• Exercise details: Your reply should hold only the lines from the records below where "Important" occurs.

*** Opening Provided material ***

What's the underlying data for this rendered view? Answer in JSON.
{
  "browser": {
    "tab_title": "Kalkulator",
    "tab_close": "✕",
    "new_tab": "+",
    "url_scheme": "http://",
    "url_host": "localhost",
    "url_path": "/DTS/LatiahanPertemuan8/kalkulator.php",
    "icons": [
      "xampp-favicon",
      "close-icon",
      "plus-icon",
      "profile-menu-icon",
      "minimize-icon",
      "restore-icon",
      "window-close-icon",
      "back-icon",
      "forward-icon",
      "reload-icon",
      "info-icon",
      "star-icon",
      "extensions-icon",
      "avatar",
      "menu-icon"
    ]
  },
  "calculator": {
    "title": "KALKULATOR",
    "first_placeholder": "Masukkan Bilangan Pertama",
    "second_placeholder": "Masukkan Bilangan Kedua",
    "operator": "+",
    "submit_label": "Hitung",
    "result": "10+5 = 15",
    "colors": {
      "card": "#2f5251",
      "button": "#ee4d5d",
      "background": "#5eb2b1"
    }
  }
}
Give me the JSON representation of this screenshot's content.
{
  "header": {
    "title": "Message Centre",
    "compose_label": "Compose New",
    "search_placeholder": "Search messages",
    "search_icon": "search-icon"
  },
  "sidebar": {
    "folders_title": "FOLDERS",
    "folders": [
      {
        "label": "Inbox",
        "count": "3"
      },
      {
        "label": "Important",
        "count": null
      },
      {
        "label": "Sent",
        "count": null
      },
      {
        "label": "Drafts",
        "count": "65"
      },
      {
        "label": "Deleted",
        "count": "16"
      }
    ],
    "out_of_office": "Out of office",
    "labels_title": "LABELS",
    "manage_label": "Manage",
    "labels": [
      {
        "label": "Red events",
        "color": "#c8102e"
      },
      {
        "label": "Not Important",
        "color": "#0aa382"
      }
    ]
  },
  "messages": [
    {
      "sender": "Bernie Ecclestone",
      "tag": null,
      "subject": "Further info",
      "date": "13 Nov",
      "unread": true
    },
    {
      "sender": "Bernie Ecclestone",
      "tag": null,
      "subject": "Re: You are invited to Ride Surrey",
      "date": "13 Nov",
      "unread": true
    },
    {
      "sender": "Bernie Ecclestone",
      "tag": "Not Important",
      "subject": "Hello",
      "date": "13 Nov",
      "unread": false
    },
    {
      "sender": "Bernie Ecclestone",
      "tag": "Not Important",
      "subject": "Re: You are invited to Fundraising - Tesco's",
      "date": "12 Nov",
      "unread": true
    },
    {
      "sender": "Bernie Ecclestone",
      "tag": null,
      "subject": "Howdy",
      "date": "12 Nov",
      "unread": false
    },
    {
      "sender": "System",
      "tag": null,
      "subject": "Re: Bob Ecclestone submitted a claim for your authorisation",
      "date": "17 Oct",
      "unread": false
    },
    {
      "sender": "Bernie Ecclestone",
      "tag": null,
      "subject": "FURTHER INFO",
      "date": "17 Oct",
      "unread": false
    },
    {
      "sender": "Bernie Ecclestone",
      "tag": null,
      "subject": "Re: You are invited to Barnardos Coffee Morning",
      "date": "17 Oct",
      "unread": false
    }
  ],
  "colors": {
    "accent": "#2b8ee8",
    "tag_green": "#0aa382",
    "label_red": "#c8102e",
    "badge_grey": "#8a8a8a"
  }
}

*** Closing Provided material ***

• Task result:
        "label": "Important",
        "label": "Not Important",
      "tag": "Not Important",
      "tag": "Not Important",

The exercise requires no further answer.